Give a faithful, exact copy of all entries, minus the images.

Items from a dataset:
··········

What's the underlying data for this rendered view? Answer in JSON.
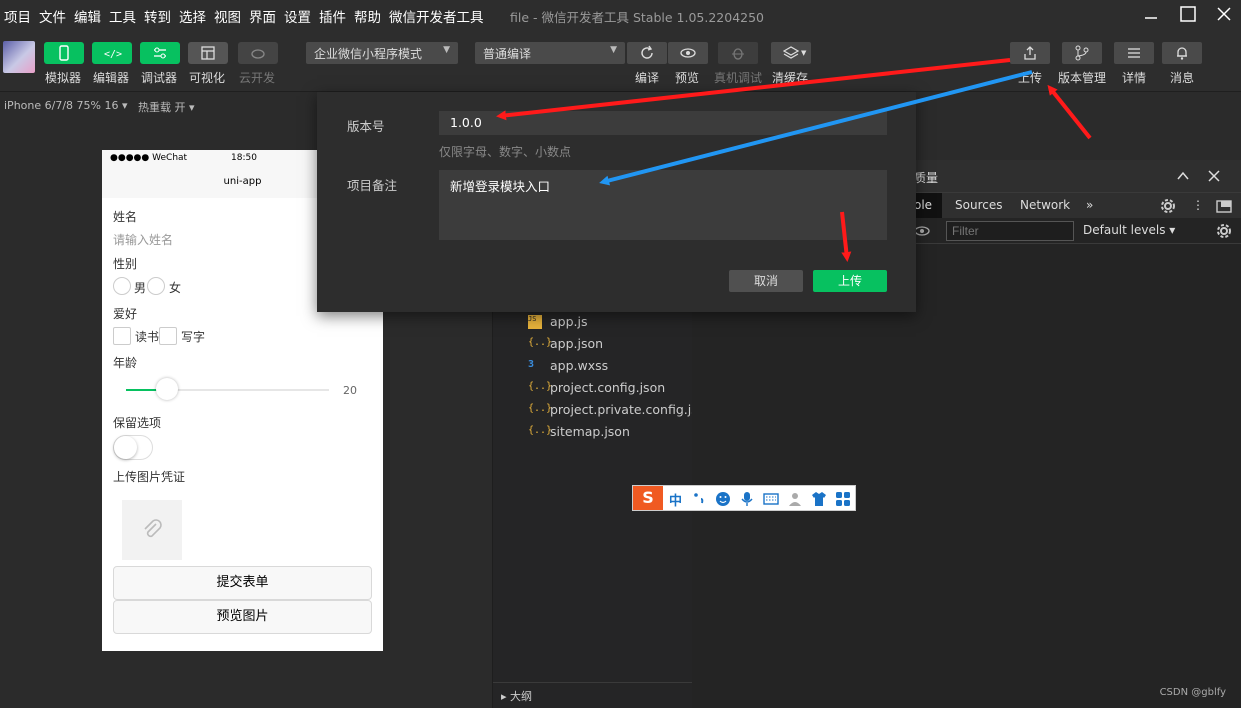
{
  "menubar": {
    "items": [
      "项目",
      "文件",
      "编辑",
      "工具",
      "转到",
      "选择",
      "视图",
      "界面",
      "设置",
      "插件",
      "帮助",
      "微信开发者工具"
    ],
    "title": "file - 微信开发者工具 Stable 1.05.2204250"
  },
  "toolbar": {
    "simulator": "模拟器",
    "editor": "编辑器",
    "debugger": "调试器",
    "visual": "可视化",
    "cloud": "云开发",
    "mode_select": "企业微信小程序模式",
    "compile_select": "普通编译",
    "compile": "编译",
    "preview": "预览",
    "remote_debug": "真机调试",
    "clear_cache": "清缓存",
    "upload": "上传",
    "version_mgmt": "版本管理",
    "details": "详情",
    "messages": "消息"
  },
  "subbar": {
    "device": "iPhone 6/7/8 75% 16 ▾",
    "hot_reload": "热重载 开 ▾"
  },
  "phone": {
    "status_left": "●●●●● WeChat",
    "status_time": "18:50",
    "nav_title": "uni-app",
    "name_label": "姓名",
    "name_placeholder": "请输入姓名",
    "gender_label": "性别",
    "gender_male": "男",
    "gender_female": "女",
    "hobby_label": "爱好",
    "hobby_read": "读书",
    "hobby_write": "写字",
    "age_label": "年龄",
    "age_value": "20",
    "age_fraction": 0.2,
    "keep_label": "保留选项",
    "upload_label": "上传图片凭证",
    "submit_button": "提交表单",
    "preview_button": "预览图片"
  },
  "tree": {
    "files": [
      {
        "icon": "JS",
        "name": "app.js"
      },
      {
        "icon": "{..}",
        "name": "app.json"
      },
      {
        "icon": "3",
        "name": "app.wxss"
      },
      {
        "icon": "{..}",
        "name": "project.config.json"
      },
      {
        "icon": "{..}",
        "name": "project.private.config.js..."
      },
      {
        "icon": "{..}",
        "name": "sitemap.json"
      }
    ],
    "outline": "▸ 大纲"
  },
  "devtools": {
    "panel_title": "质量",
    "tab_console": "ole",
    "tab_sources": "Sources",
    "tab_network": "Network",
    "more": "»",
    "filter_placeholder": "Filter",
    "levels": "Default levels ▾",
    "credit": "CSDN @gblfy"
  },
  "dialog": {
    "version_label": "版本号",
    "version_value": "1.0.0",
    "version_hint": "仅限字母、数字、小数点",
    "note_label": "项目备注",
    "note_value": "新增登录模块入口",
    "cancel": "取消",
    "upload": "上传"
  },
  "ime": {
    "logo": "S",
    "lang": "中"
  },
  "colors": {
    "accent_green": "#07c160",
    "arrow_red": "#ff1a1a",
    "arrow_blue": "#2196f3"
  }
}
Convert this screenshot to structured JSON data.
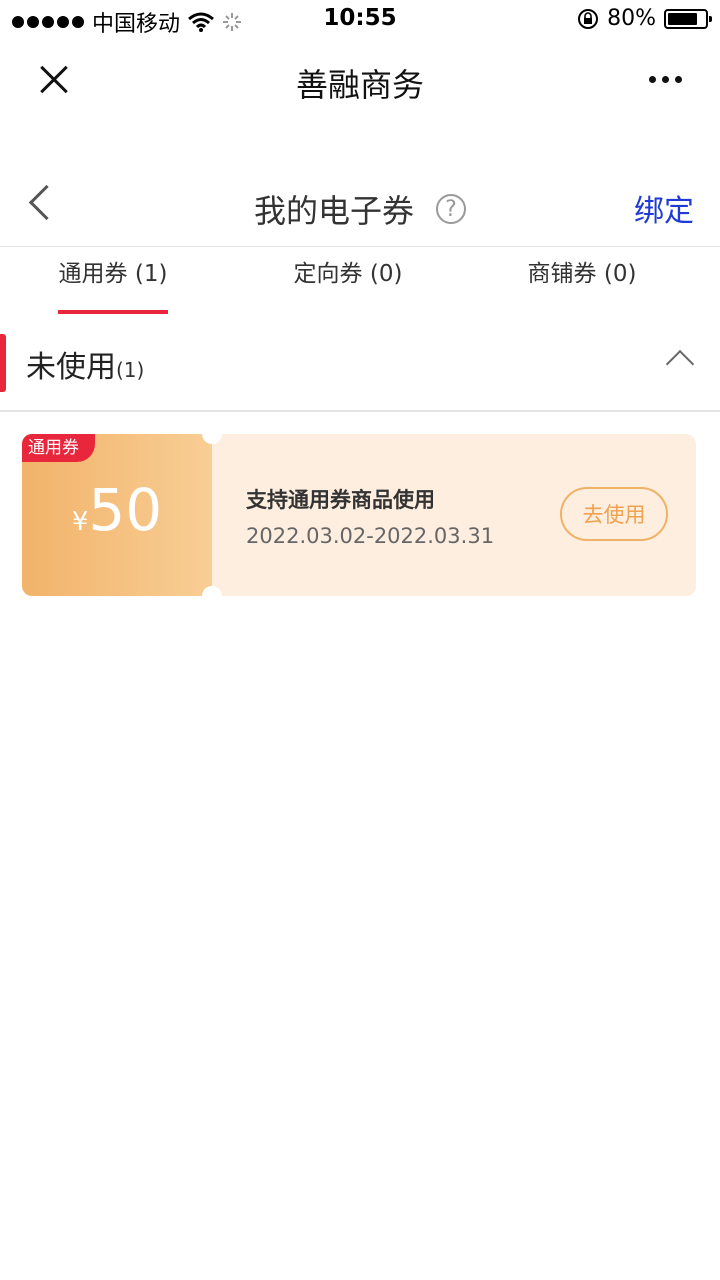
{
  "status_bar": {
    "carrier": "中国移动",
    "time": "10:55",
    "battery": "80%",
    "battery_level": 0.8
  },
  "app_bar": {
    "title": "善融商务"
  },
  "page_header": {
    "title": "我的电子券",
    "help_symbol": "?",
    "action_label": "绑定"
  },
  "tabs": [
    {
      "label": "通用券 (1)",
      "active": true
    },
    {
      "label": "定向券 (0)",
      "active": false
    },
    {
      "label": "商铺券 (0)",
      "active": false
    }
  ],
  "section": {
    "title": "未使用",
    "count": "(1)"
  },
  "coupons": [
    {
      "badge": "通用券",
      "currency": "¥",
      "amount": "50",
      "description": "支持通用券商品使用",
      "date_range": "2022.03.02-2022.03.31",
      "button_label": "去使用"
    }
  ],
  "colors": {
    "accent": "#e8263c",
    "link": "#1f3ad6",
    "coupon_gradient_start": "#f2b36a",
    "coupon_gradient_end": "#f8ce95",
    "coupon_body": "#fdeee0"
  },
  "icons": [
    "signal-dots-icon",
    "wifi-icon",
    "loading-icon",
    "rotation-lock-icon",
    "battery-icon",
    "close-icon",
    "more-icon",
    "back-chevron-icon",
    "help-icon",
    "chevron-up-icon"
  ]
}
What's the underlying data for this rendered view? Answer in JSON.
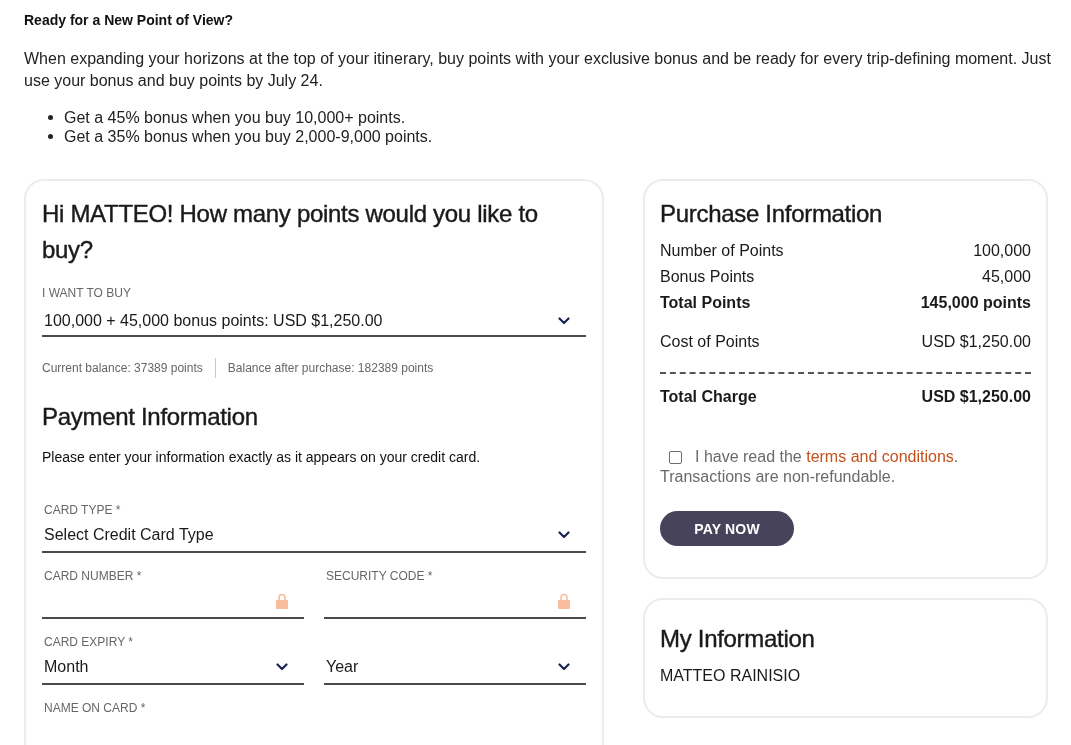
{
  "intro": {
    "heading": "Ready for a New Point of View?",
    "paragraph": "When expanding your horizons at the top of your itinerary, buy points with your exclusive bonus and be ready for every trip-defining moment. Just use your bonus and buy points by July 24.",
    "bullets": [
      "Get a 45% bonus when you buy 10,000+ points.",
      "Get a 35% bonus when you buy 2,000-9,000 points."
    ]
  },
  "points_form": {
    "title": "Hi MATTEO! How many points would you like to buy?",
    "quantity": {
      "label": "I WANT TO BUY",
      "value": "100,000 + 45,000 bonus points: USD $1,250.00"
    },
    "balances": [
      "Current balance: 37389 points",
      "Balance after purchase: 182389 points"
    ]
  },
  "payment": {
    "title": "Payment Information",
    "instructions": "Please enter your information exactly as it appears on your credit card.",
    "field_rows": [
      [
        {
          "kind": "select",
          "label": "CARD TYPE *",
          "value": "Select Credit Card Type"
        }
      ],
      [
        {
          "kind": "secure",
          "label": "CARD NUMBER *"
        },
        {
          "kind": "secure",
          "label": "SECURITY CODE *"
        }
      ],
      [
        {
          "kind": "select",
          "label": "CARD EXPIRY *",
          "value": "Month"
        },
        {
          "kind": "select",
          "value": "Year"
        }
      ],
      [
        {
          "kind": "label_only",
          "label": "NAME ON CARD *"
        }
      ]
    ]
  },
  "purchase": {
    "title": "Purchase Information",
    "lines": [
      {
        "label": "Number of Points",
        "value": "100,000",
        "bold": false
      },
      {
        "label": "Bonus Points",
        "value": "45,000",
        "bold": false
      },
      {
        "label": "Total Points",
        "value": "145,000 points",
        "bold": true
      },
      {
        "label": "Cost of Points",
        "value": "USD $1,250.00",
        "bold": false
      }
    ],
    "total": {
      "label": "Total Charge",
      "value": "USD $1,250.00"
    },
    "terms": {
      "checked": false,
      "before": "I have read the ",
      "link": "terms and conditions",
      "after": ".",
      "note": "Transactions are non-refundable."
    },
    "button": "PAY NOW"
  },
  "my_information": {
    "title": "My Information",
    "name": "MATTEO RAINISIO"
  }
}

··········

ANSWER TO THE EXERCISE:
What's the underlying data for this rendered view? Answer in JSON.
{
  "menubar": {
    "items": [
      "项目",
      "文件",
      "编辑",
      "工具",
      "转到",
      "选择",
      "视图",
      "界面",
      "设置",
      "插件",
      "帮助",
      "微信开发者工具"
    ],
    "title": "file - 微信开发者工具 Stable 1.05.2204250"
  },
  "toolbar": {
    "simulator": "模拟器",
    "editor": "编辑器",
    "debugger": "调试器",
    "visual": "可视化",
    "cloud": "云开发",
    "mode_select": "企业微信小程序模式",
    "compile_select": "普通编译",
    "compile": "编译",
    "preview": "预览",
    "remote_debug": "真机调试",
    "clear_cache": "清缓存",
    "upload": "上传",
    "version_mgmt": "版本管理",
    "details": "详情",
    "messages": "消息"
  },
  "subbar": {
    "device": "iPhone 6/7/8 75% 16 ▾",
    "hot_reload": "热重载 开 ▾"
  },
  "phone": {
    "status_left": "●●●●● WeChat",
    "status_time": "18:50",
    "nav_title": "uni-app",
    "name_label": "姓名",
    "name_placeholder": "请输入姓名",
    "gender_label": "性别",
    "gender_male": "男",
    "gender_female": "女",
    "hobby_label": "爱好",
    "hobby_read": "读书",
    "hobby_write": "写字",
    "age_label": "年龄",
    "age_value": "20",
    "age_fraction": 0.2,
    "keep_label": "保留选项",
    "upload_label": "上传图片凭证",
    "submit_button": "提交表单",
    "preview_button": "预览图片"
  },
  "tree": {
    "files": [
      {
        "icon": "JS",
        "name": "app.js"
      },
      {
        "icon": "{..}",
        "name": "app.json"
      },
      {
        "icon": "3",
        "name": "app.wxss"
      },
      {
        "icon": "{..}",
        "name": "project.config.json"
      },
      {
        "icon": "{..}",
        "name": "project.private.config.js..."
      },
      {
        "icon": "{..}",
        "name": "sitemap.json"
      }
    ],
    "outline": "▸ 大纲"
  },
  "devtools": {
    "panel_title": "质量",
    "tab_console": "ole",
    "tab_sources": "Sources",
    "tab_network": "Network",
    "more": "»",
    "filter_placeholder": "Filter",
    "levels": "Default levels ▾",
    "credit": "CSDN @gblfy"
  },
  "dialog": {
    "version_label": "版本号",
    "version_value": "1.0.0",
    "version_hint": "仅限字母、数字、小数点",
    "note_label": "项目备注",
    "note_value": "新增登录模块入口",
    "cancel": "取消",
    "upload": "上传"
  },
  "ime": {
    "logo": "S",
    "lang": "中"
  },
  "colors": {
    "accent_green": "#07c160",
    "arrow_red": "#ff1a1a",
    "arrow_blue": "#2196f3"
  }
}
Convert this screenshot to structured JSON data.
{
  "status_bar": {
    "carrier": "中国移动",
    "time": "10:55",
    "battery": "80%",
    "battery_level": 0.8
  },
  "app_bar": {
    "title": "善融商务"
  },
  "page_header": {
    "title": "我的电子券",
    "help_symbol": "?",
    "action_label": "绑定"
  },
  "tabs": [
    {
      "label": "通用券 (1)",
      "active": true
    },
    {
      "label": "定向券 (0)",
      "active": false
    },
    {
      "label": "商铺券 (0)",
      "active": false
    }
  ],
  "section": {
    "title": "未使用",
    "count": "(1)"
  },
  "coupons": [
    {
      "badge": "通用券",
      "currency": "¥",
      "amount": "50",
      "description": "支持通用券商品使用",
      "date_range": "2022.03.02-2022.03.31",
      "button_label": "去使用"
    }
  ],
  "colors": {
    "accent": "#e8263c",
    "link": "#1f3ad6",
    "coupon_gradient_start": "#f2b36a",
    "coupon_gradient_end": "#f8ce95",
    "coupon_body": "#fdeee0"
  },
  "icons": [
    "signal-dots-icon",
    "wifi-icon",
    "loading-icon",
    "rotation-lock-icon",
    "battery-icon",
    "close-icon",
    "more-icon",
    "back-chevron-icon",
    "help-icon",
    "chevron-up-icon"
  ]
}
What's the underlying data for this rendered view? Answer in JSON.
{
  "intro": {
    "heading": "Ready for a New Point of View?",
    "paragraph": "When expanding your horizons at the top of your itinerary, buy points with your exclusive bonus and be ready for every trip-defining moment. Just use your bonus and buy points by July 24.",
    "bullets": [
      "Get a 45% bonus when you buy 10,000+ points.",
      "Get a 35% bonus when you buy 2,000-9,000 points."
    ]
  },
  "points_form": {
    "title": "Hi MATTEO! How many points would you like to buy?",
    "quantity": {
      "label": "I WANT TO BUY",
      "value": "100,000 + 45,000 bonus points: USD $1,250.00"
    },
    "balances": [
      "Current balance: 37389 points",
      "Balance after purchase: 182389 points"
    ]
  },
  "payment": {
    "title": "Payment Information",
    "instructions": "Please enter your information exactly as it appears on your credit card.",
    "field_rows": [
      [
        {
          "kind": "select",
          "label": "CARD TYPE *",
          "value": "Select Credit Card Type"
        }
      ],
      [
        {
          "kind": "secure",
          "label": "CARD NUMBER *"
        },
        {
          "kind": "secure",
          "label": "SECURITY CODE *"
        }
      ],
      [
        {
          "kind": "select",
          "label": "CARD EXPIRY *",
          "value": "Month"
        },
        {
          "kind": "select",
          "value": "Year"
        }
      ],
      [
        {
          "kind": "label_only",
          "label": "NAME ON CARD *"
        }
      ]
    ]
  },
  "purchase": {
    "title": "Purchase Information",
    "lines": [
      {
        "label": "Number of Points",
        "value": "100,000",
        "bold": false
      },
      {
        "label": "Bonus Points",
        "value": "45,000",
        "bold": false
      },
      {
        "label": "Total Points",
        "value": "145,000 points",
        "bold": true
      },
      {
        "label": "Cost of Points",
        "value": "USD $1,250.00",
        "bold": false
      }
    ],
    "total": {
      "label": "Total Charge",
      "value": "USD $1,250.00"
    },
    "terms": {
      "checked": false,
      "before": "I have read the ",
      "link": "terms and conditions",
      "after": ".",
      "note": "Transactions are non-refundable."
    },
    "button": "PAY NOW"
  },
  "my_information": {
    "title": "My Information",
    "name": "MATTEO RAINISIO"
  }
}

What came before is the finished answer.